- **Required work**
Please write out exactly the line containing "Decode this image" below and every line after it, through the last one, but leave out any pictures.

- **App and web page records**
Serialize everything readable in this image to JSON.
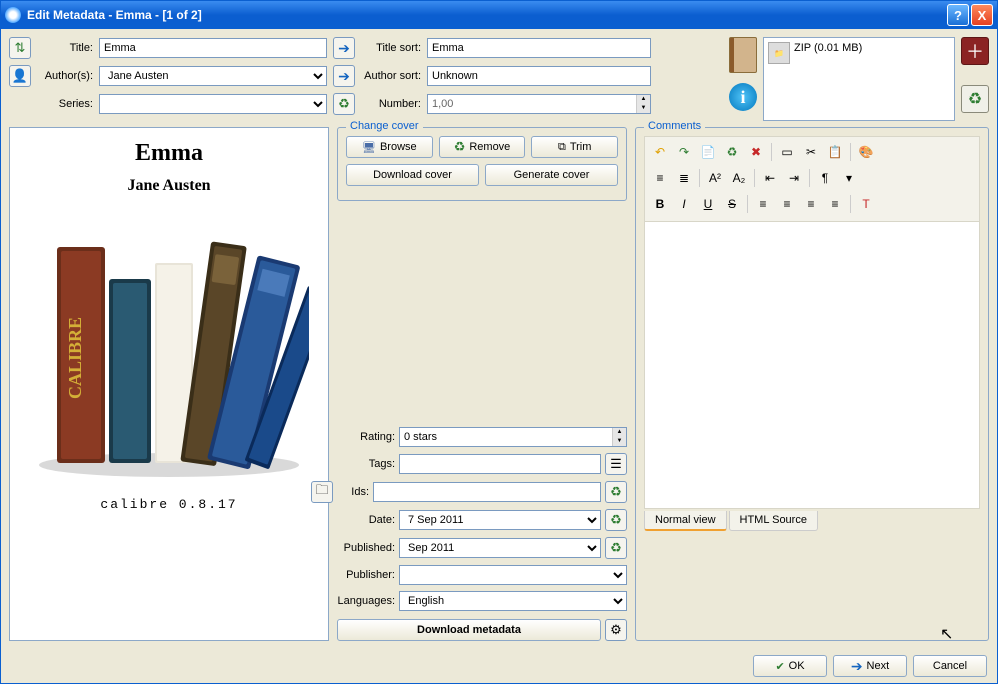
{
  "titlebar": "Edit Metadata - Emma -  [1 of 2]",
  "labels": {
    "title": "Title:",
    "title_sort": "Title sort:",
    "authors": "Author(s):",
    "author_sort": "Author sort:",
    "series": "Series:",
    "number": "Number:"
  },
  "values": {
    "title": "Emma",
    "title_sort": "Emma",
    "author": "Jane Austen",
    "author_sort": "Unknown",
    "series": "",
    "number": "1,00"
  },
  "format_box": {
    "label": "ZIP (0.01 MB)"
  },
  "cover": {
    "title": "Emma",
    "author": "Jane Austen",
    "calibre_version": "calibre 0.8.17"
  },
  "change_cover": {
    "legend": "Change cover",
    "browse": "Browse",
    "remove": "Remove",
    "trim": "Trim",
    "download": "Download cover",
    "generate": "Generate cover"
  },
  "meta": {
    "rating_label": "Rating:",
    "rating_value": "0 stars",
    "tags_label": "Tags:",
    "tags_value": "",
    "ids_label": "Ids:",
    "ids_value": "",
    "date_label": "Date:",
    "date_value": "7 Sep 2011",
    "published_label": "Published:",
    "published_value": "Sep 2011",
    "publisher_label": "Publisher:",
    "publisher_value": "",
    "languages_label": "Languages:",
    "languages_value": "English"
  },
  "download_metadata": "Download metadata",
  "comments": {
    "legend": "Comments",
    "tab_normal": "Normal view",
    "tab_html": "HTML Source"
  },
  "buttons": {
    "ok": "OK",
    "next": "Next",
    "cancel": "Cancel"
  }
}
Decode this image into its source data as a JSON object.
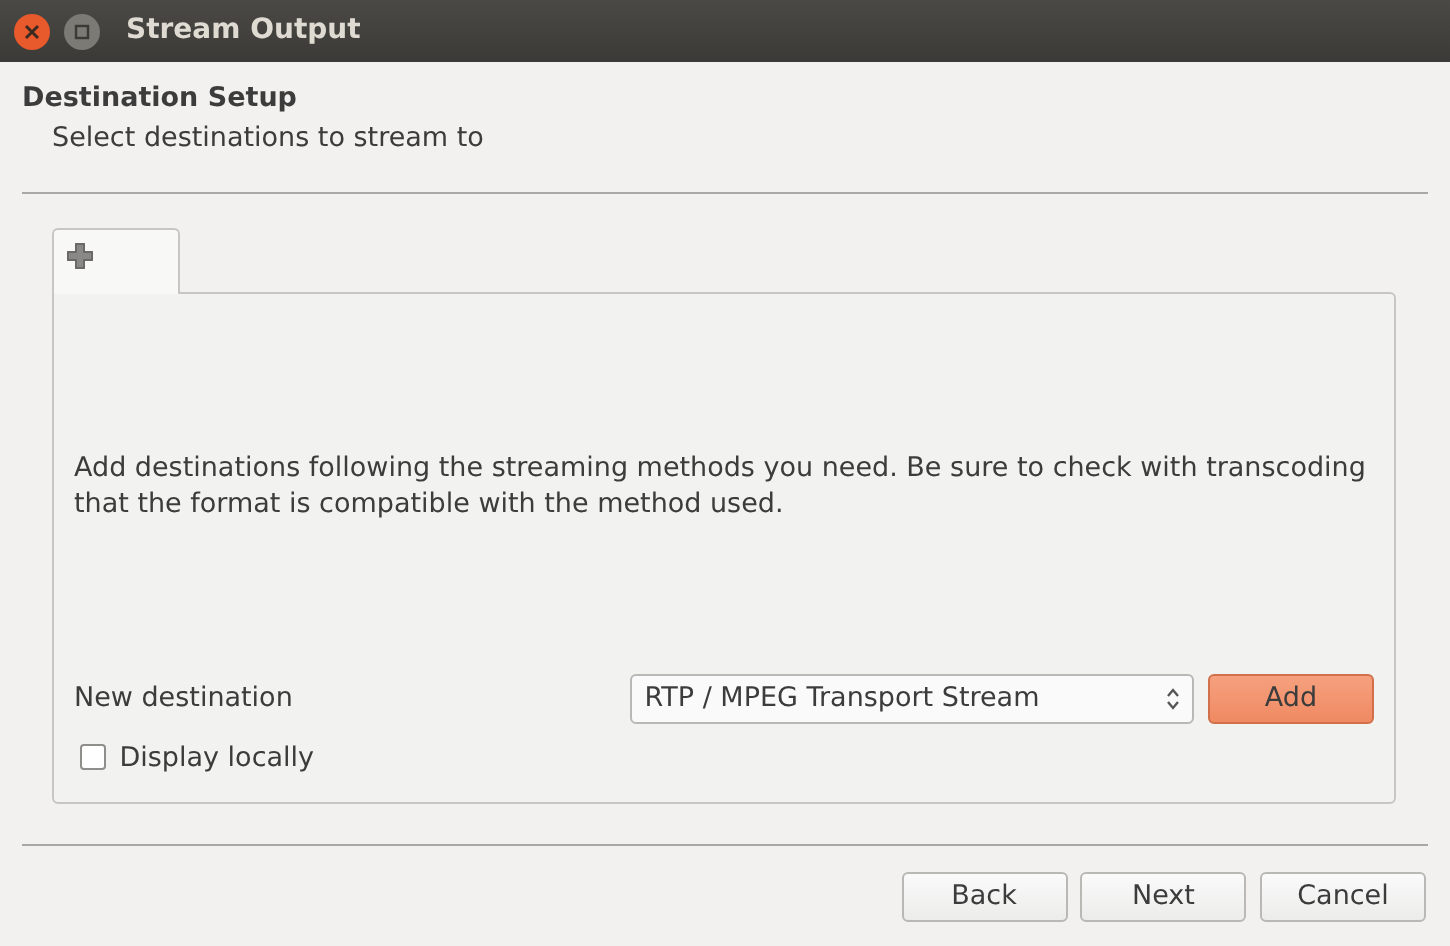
{
  "window": {
    "title": "Stream Output"
  },
  "header": {
    "title": "Destination Setup",
    "subtitle": "Select destinations to stream to"
  },
  "tabs": [
    {
      "kind": "add",
      "selected": true
    }
  ],
  "panel": {
    "description": "Add destinations following the streaming methods you need. Be sure to check with transcoding that the format is compatible with the method used.",
    "new_destination_label": "New destination",
    "method": "RTP / MPEG Transport Stream",
    "add_button": "Add",
    "display_locally": {
      "label": "Display locally",
      "checked": false
    }
  },
  "buttons": [
    "Back",
    "Next",
    "Cancel"
  ]
}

- **Task result**
Decode this image into its source data as a JSON object.
{
  "window": {
    "title": "Stream Output"
  },
  "header": {
    "title": "Destination Setup",
    "subtitle": "Select destinations to stream to"
  },
  "tabs": [
    {
      "kind": "add",
      "selected": true
    }
  ],
  "panel": {
    "description": "Add destinations following the streaming methods you need. Be sure to check with transcoding that the format is compatible with the method used.",
    "new_destination_label": "New destination",
    "method": "RTP / MPEG Transport Stream",
    "add_button": "Add",
    "display_locally": {
      "label": "Display locally",
      "checked": false
    }
  },
  "buttons": [
    "Back",
    "Next",
    "Cancel"
  ]
}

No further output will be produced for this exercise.